Both of them were brave Greek warriors who fought in the Trojan war seeking glory. Where Odysseus was just a common man, Achilles was a God among men. His wrath knew no bounds as illustrated in the Illiad. Odysseus on the other hand was cunning and could defeat his enemies or escape danger merely using his intellect. We could say that the fact that Achilles knew his fate beforehand makes him capable of less emotions as he had only glory in mind.
Homer underlines that this behavior is foul, for Achilles allows his soldiers to wound the body and then bounds Hector’s feet to his chariot in order to harm the body. Although Hector asked him to give his body to his family, Achilles ignores the last will of the dying Trojan hero because he is still obsessed with his revenge. One should remember that the Greeks believed it was the issue of primary importance to bury a person’s body in a decent way so that their spirit would find the sanctuary. In other words, Achilles takes revenge in the most horrible way
Homer’s “The Iliad” uses Achilles, our epic hero, as a demonstration of the power rage has over men, and how that in turn affects fate. Achilles, though sometimes considered godlike in his sheer power, often succumbs to his overwhelming rage--eventually at the expense of his best friend’s life, and nearly his own honor. Although Achilles ultimately chooses to avenge Patroclus’ death and achieve his own kleos, his initial rage-fueled decision to withdraw his participation in the war leads to the death of many Achaean soldiers at the hands of the Trojan forces, thus demonstrating the power prideful rage has in determining fate. Achilles’ initial refusal to battle alongside Agammemnon, motivated by his fury at being publicly shamed, leads to

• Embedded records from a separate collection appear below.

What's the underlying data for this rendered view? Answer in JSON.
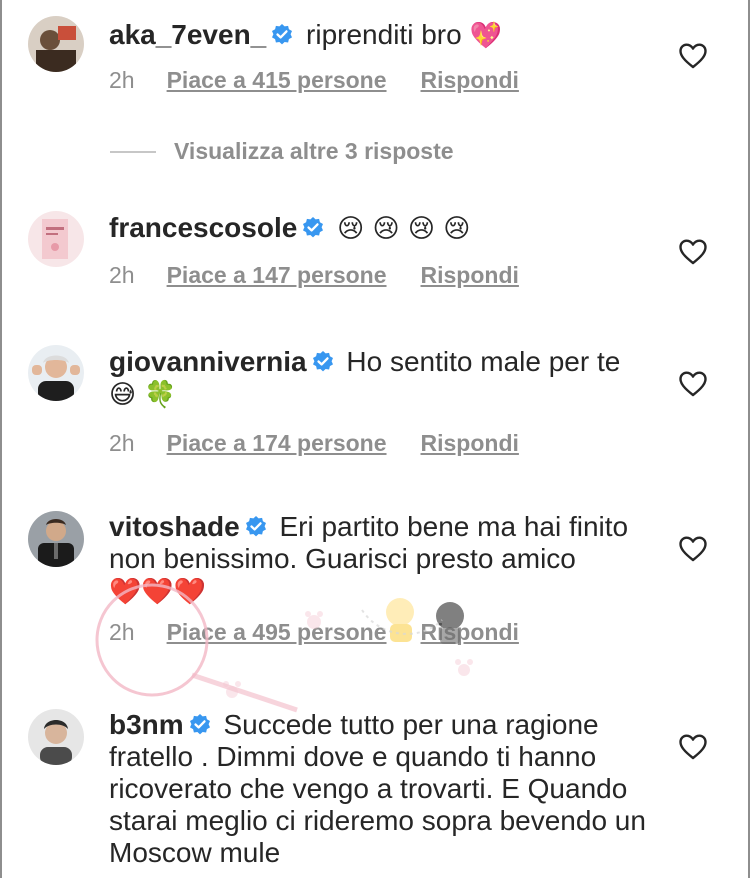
{
  "comments": [
    {
      "username": "aka_7even_",
      "text": "riprenditi bro",
      "emoji": "💖",
      "time": "2h",
      "likes": "Piace a 415 persone",
      "reply": "Rispondi",
      "avatar_color": "#6a4f3a"
    },
    {
      "username": "francescosole",
      "text": "",
      "emoji": "😢 😢 😢 😢",
      "time": "2h",
      "likes": "Piace a 147 persone",
      "reply": "Rispondi",
      "avatar_color": "#f3c9cf"
    },
    {
      "username": "giovannivernia",
      "text": "Ho sentito male per te",
      "emoji": "😅 🍀",
      "time": "2h",
      "likes": "Piace a 174 persone",
      "reply": "Rispondi",
      "avatar_color": "#cfd8e0"
    },
    {
      "username": "vitoshade",
      "text": "Eri partito bene ma hai finito non benissimo. Guarisci presto amico",
      "emoji": "❤️❤️❤️",
      "time": "2h",
      "likes": "Piace a 495 persone",
      "reply": "Rispondi",
      "avatar_color": "#3a3a3a"
    },
    {
      "username": "b3nm",
      "text": "Succede tutto per una ragione fratello . Dimmi dove e quando ti hanno ricoverato che vengo a trovarti. E Quando starai meglio ci rideremo sopra bevendo un Moscow mule",
      "emoji": "",
      "time": "",
      "likes": "",
      "reply": "",
      "avatar_color": "#4b4b4b"
    }
  ],
  "view_more_replies": "Visualizza altre 3 risposte",
  "icons": {
    "verified": "verified-badge-icon",
    "like": "heart-outline-icon"
  },
  "colors": {
    "verified_blue": "#3897f0",
    "secondary_text": "#8e8e8e",
    "primary_text": "#262626",
    "heart_emoji": "#e0245e"
  }
}
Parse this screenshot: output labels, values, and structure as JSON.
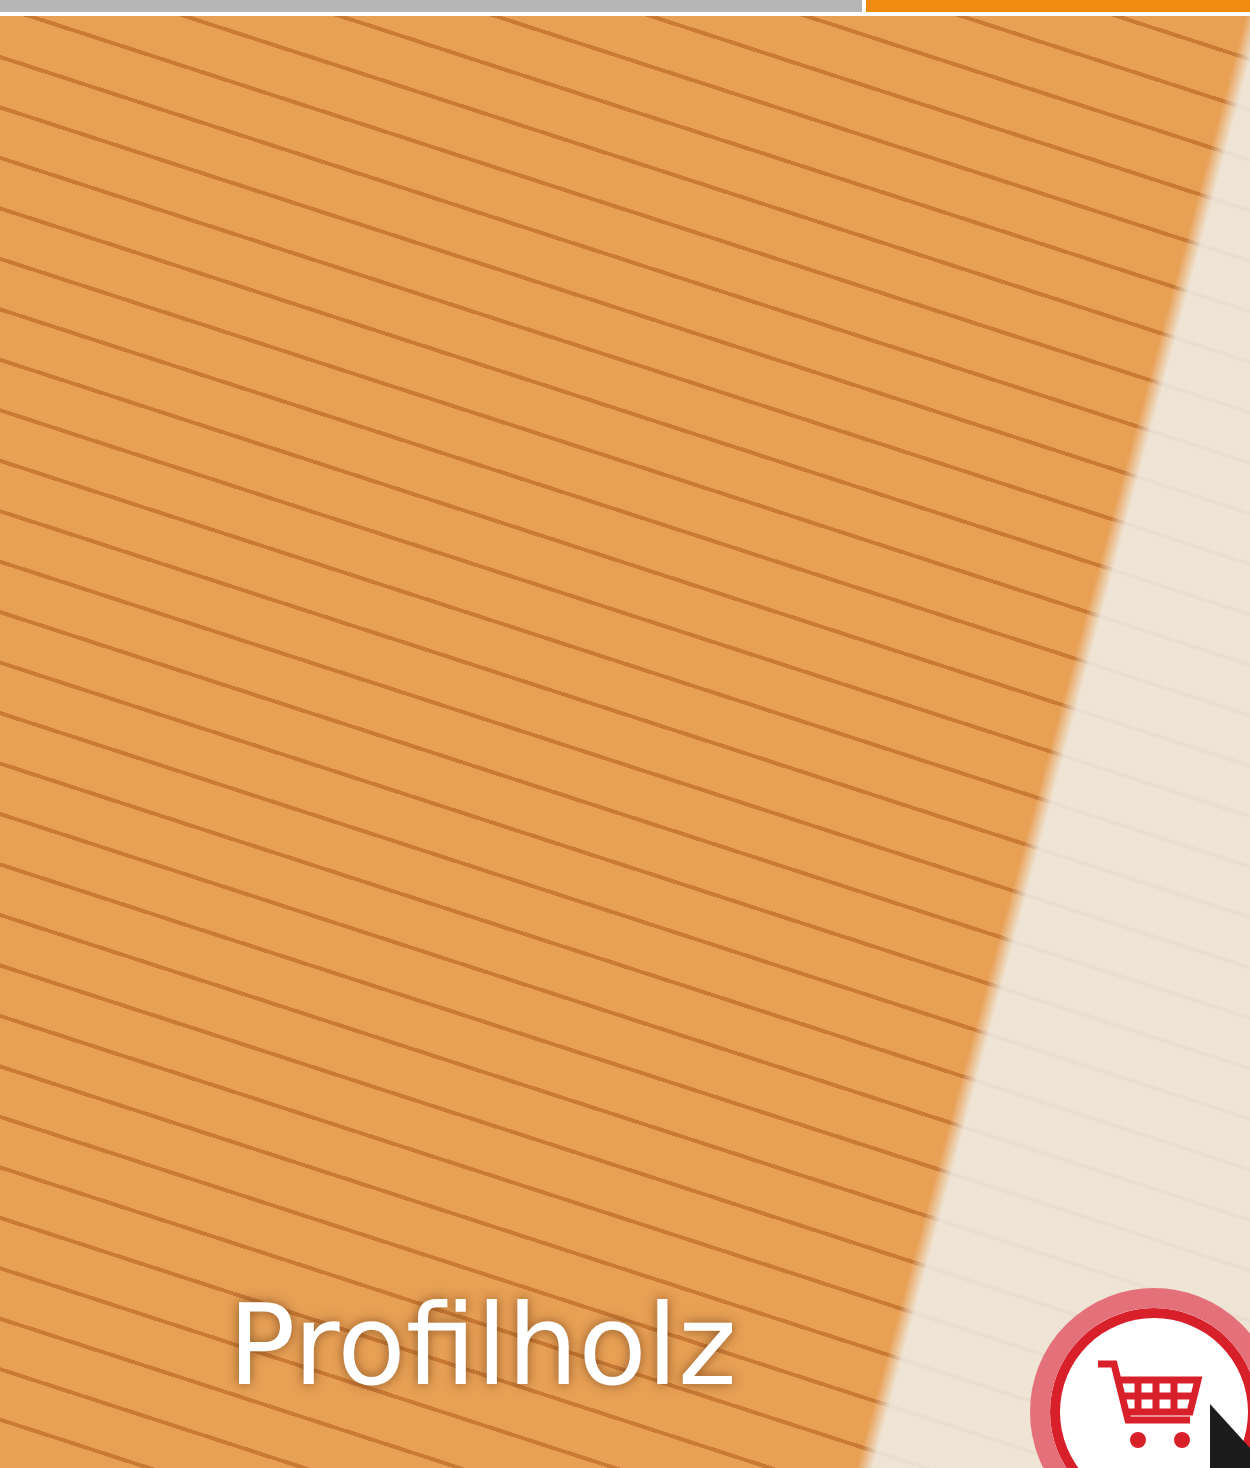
{
  "indicators": [
    {
      "selected": false
    },
    {
      "selected": true
    }
  ],
  "tile": {
    "caption": "Profilholz"
  }
}
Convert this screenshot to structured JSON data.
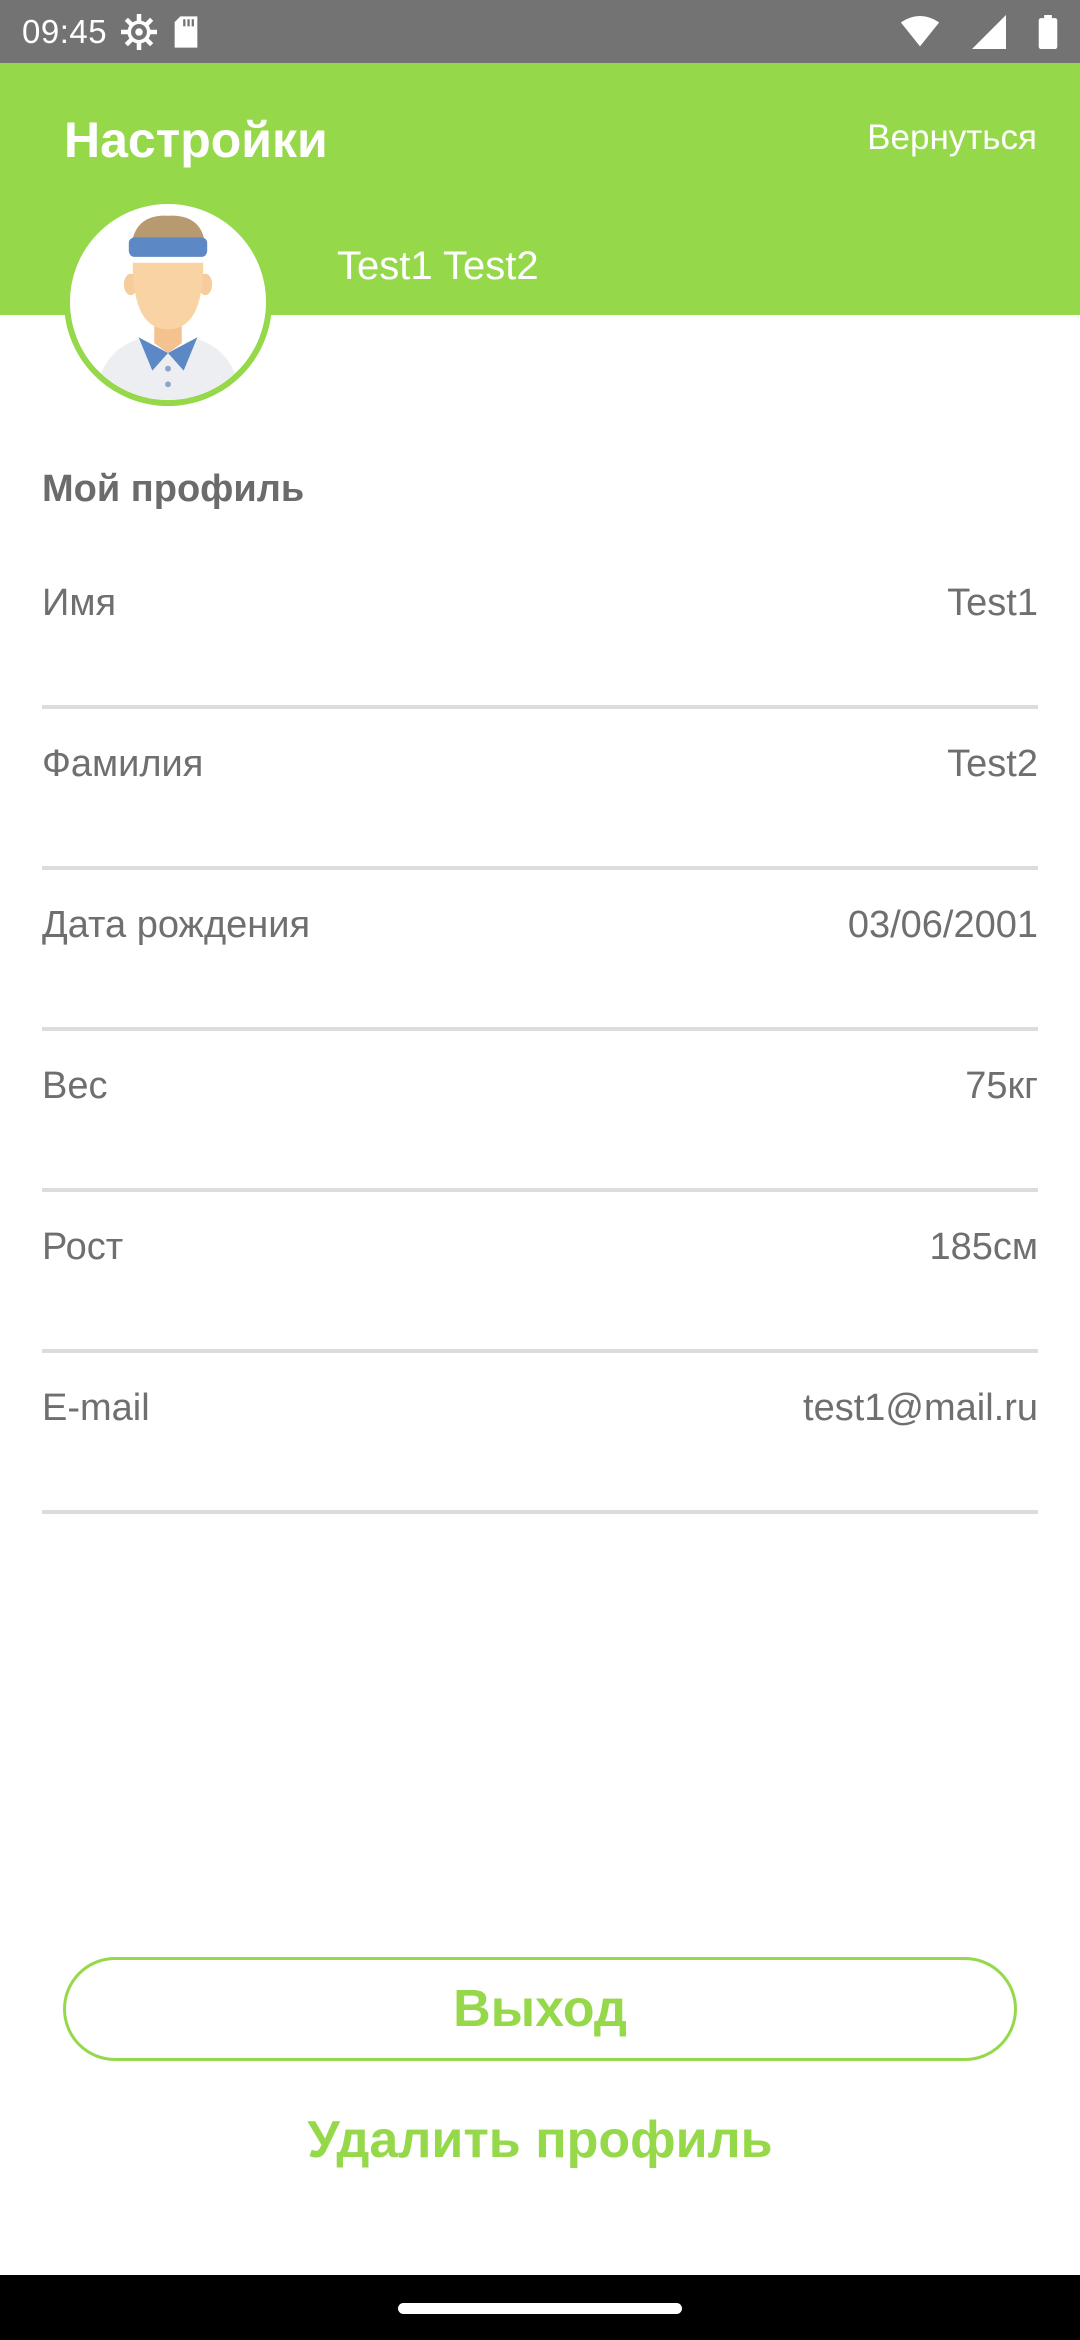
{
  "status_bar": {
    "time": "09:45",
    "icons": [
      "settings-gear-icon",
      "sd-card-icon",
      "wifi-icon",
      "signal-icon",
      "battery-icon"
    ]
  },
  "header": {
    "title": "Настройки",
    "back_label": "Вернуться",
    "user_name": "Test1 Test2"
  },
  "profile": {
    "section_title": "Мой профиль",
    "fields": [
      {
        "label": "Имя",
        "value": "Test1"
      },
      {
        "label": "Фамилия",
        "value": "Test2"
      },
      {
        "label": "Дата рождения",
        "value": "03/06/2001"
      },
      {
        "label": "Вес",
        "value": "75кг"
      },
      {
        "label": "Рост",
        "value": "185см"
      },
      {
        "label": "E-mail",
        "value": "test1@mail.ru"
      }
    ]
  },
  "actions": {
    "logout_label": "Выход",
    "delete_label": "Удалить профиль"
  },
  "colors": {
    "accent": "#95d84a",
    "status_bar": "#737373",
    "text_gray": "#6f6f6f",
    "divider": "#dcdcdc"
  }
}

Eventually, he ended up completely disgracing Hector’s dead body in front of all of Troy, tying him up to a chariot and dragging him around, being “defiled in his own native land” (Iliad, Book 22, 449). His only redemption after this section is the fact that he allowed Hector’s parents to give him money in exchange for their son’s corpse so that he could be properly buried and sent off to Hades. All of this violence, especially the parts towards the already dead person, was not even acceptable towards the Greek. The comparison would be that with this level of brutality, most modern-day people would view Achilles more as a villain than a hero after this. His actions here provide no redemption in modern
Odysseus shows yet another time throughout his journey that he is willing to risk his life and the life of others to be remembered. Achilles is warned by his mother about what will happen if he goes to Troy to fight. “If you stay in Larissa, you will find peace. You will find a wonderful woman, and you will have sons and daughters, who will have children. And they'll all love you and remember your name.
It shows that no matter how extreme things can get, there is always something worth celebrating. Hephaistos decorates the shield with representation of the entire world to show that Achilles is not only fighting for himself, but also for the whole world. He is wearing the strength of the whole world on him. We know that Achilles is powerful, but now he has even more power. Not only in book 18, but throughout the whole text we are shown the polarities of human life; war and peace, city and country, and conflict and
Achilles battles Hector, and manages to shove his sword through Hector’s throat just barely missing his windpipe so Achilles can have one last conversation. Hector asks Achilles to bring his body back to the Archean’s, and Achilles refuses. Achilles destroys Hector’s body to avenge Patroclus. These two heroes have two different stories, but they both have some
Alongside Achilles’ responsibility for Patroclus’ fate, Hector also holds accountable too because in book 16, Hector talks to Patroclus about entering into the Trojan War; however, Patroclus fell gullible to Hector’s actions, and Hector turned out to be deceiving by stabbing him (being Patroclus) in the bowel and eventually killing him. Hector, and Achilles influenced fate among mortals, like Patroclus, so they could protect themselves until the end when Achilles frightens Hector with the dramatic irony, which seals his fate too. This paragraph defined the shape, which fate takes in the lives of other by peer influence created by characters who were considered high strength warriors followed by the backfiring of trying to keep them self alive. (This being Hector’s
In this story, the final years of the Trojan War are described and explained from different sides. The book’s main focus is on the Achaean side, specifically the character Achilles, in whom we can see correlations with Joseph Campbell’s Hero With A Thousand Faces and the Homeric Pattern. Achilles was seen as one of the biggest heroes of his day, however, some people today disagree. After examining Achilles’ actions and motivations throughout the story, it can be seen that he is not the hero his people believed him to be. Achilles is the son of the goddess Thetis, and therefore one of the strongest immortals.
Achilles is also described by his men as a power figure when the poem says “These were his words,/ and all Achaeans gave a roar of joy/ to hear the Prince abjure his rage.” (R 23-35). The Greeks hearing Achilles return, gain strength, will and perseverance to carry on the war. The responsibility that Achilles takes plays massive role, affecting the men 's actions throughout the